Coinciding with the annual meeting of the College Art Association in Los Angeles, The Arts Research Center at UC Berkeley is hosting the offsite working session "Making Time at Human Resources" on February 22, 2012. Participants have been invited to post some brief thoughts on the topic in advance of the event. This guest posting is by Associate Professor of Performance Studies at NYU, Tavia Nyong'o.
I have been mulling the historical and political contexts and consequence of our present fixation with “participation” — as the art world calls it — or “participatory culture” as it is referred to in media and cultural studies. In a well-known essay, Claire Bishop teased out one key assumption: that between participation and democracy. Indeed, participatory democracy, a cherished value of the new left, has received renewed attention due to its presence within the Occupy movement. As just these examples of art-, media-, and decision-making suggest, ‘participation’ concatenates and potentially conflates a wide variety of discrepant theories and practices. It is a more or less unquestioned value that also seems on the way to becoming a dominant structure of feeling. In thinking through this state of affairs, I have been influenced by Jodi Dean’s critique of participation as what she calls a “neoliberal fantasy,” and would even pick up on her cue to connect participation to the genealogy of neoliberal governmentality. To do so would introduce a Foucauldian dimension to the analysis of participation, like governmentality, as “the conduct of conduct.” How do we mold ourselves into docile, useful bodies in the very process of acting out in concerted or networked agencies? For whom do these agencies accrue value (cultural, political, and monetary)?

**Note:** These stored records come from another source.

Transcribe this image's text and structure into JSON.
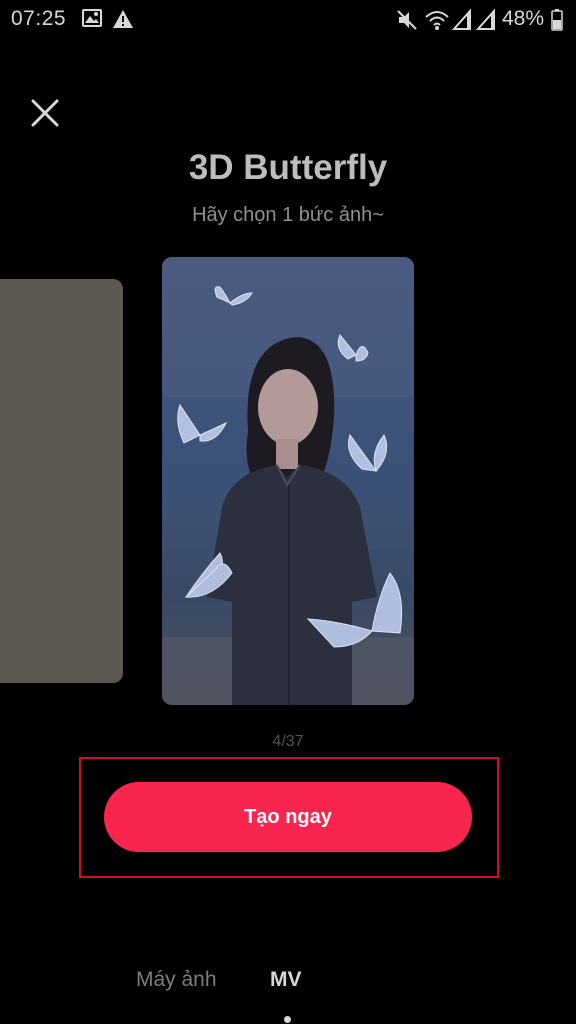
{
  "status_bar": {
    "time": "07:25",
    "battery": "48%",
    "icons": [
      "image-icon",
      "warning-icon",
      "mute-icon",
      "wifi-icon",
      "signal-icon",
      "signal-icon",
      "battery-icon"
    ]
  },
  "header": {
    "title": "3D Butterfly",
    "subtitle": "Hãy chọn 1 bức ảnh~"
  },
  "carousel": {
    "indicator": "4/37"
  },
  "actions": {
    "create_label": "Tạo ngay"
  },
  "bottom_tabs": [
    {
      "label": "Máy ảnh",
      "active": false
    },
    {
      "label": "MV",
      "active": true
    }
  ],
  "colors": {
    "accent": "#f9254f",
    "highlight": "#d0101c",
    "background": "#000000"
  }
}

I am not interested in wielding Foucault with a broad brush to paint all forms of participation an equal color of grey. But I am invested in a more patient and philosophical investigation into what it is we are doing when we tell ourselves we are participating. And I am equally interested in contemplating the Bartlebyan gesture. Is it still possible, in the era of participation, to “prefer not to”?